++++ Records provided ++++

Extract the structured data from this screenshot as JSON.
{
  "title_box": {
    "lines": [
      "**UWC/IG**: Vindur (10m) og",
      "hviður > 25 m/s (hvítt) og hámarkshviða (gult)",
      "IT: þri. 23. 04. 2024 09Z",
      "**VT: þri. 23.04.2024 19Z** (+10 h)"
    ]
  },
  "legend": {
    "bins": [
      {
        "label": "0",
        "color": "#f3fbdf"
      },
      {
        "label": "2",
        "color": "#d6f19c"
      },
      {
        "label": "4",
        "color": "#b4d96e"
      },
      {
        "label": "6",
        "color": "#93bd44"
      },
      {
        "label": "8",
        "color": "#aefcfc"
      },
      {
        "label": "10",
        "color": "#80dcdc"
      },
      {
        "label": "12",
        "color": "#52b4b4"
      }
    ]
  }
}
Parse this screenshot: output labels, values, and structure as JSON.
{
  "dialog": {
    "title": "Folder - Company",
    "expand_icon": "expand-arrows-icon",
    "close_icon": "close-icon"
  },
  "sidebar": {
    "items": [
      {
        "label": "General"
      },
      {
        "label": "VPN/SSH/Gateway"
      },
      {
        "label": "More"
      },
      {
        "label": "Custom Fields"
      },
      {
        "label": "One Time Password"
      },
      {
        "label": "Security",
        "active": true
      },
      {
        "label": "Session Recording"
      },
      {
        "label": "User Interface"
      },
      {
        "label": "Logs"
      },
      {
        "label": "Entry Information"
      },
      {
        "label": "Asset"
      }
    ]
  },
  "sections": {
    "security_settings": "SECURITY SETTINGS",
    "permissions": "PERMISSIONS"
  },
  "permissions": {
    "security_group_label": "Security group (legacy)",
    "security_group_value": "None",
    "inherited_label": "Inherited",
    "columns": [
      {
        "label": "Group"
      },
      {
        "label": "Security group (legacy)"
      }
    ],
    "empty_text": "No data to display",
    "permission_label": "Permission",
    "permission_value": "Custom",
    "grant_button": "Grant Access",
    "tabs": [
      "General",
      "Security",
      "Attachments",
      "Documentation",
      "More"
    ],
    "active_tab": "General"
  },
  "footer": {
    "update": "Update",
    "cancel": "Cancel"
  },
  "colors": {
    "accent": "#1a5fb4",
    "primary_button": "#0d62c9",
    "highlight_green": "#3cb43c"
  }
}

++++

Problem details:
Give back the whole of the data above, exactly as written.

Exercise solution:
Extract the structured data from this screenshot as JSON.
{
  "title_box": {
    "lines": [
      "**UWC/IG**: Vindur (10m) og",
      "hviður > 25 m/s (hvítt) og hámarkshviða (gult)",
      "IT: þri. 23. 04. 2024 09Z",
      "**VT: þri. 23.04.2024 19Z** (+10 h)"
    ]
  },
  "legend": {
    "bins": [
      {
        "label": "0",
        "color": "#f3fbdf"
      },
      {
        "label": "2",
        "color": "#d6f19c"
      },
      {
        "label": "4",
        "color": "#b4d96e"
      },
      {
        "label": "6",
        "color": "#93bd44"
      },
      {
        "label": "8",
        "color": "#aefcfc"
      },
      {
        "label": "10",
        "color": "#80dcdc"
      },
      {
        "label": "12",
        "color": "#52b4b4"
      }
    ]
  }
}
Parse this screenshot: output labels, values, and structure as JSON.
{
  "dialog": {
    "title": "Folder - Company",
    "expand_icon": "expand-arrows-icon",
    "close_icon": "close-icon"
  },
  "sidebar": {
    "items": [
      {
        "label": "General"
      },
      {
        "label": "VPN/SSH/Gateway"
      },
      {
        "label": "More"
      },
      {
        "label": "Custom Fields"
      },
      {
        "label": "One Time Password"
      },
      {
        "label": "Security",
        "active": true
      },
      {
        "label": "Session Recording"
      },
      {
        "label": "User Interface"
      },
      {
        "label": "Logs"
      },
      {
        "label": "Entry Information"
      },
      {
        "label": "Asset"
      }
    ]
  },
  "sections": {
    "security_settings": "SECURITY SETTINGS",
    "permissions": "PERMISSIONS"
  },
  "permissions": {
    "security_group_label": "Security group (legacy)",
    "security_group_value": "None",
    "inherited_label": "Inherited",
    "columns": [
      {
        "label": "Group"
      },
      {
        "label": "Security group (legacy)"
      }
    ],
    "empty_text": "No data to display",
    "permission_label": "Permission",
    "permission_value": "Custom",
    "grant_button": "Grant Access",
    "tabs": [
      "General",
      "Security",
      "Attachments",
      "Documentation",
      "More"
    ],
    "active_tab": "General"
  },
  "footer": {
    "update": "Update",
    "cancel": "Cancel"
  },
  "colors": {
    "accent": "#1a5fb4",
    "primary_button": "#0d62c9",
    "highlight_green": "#3cb43c"
  }
}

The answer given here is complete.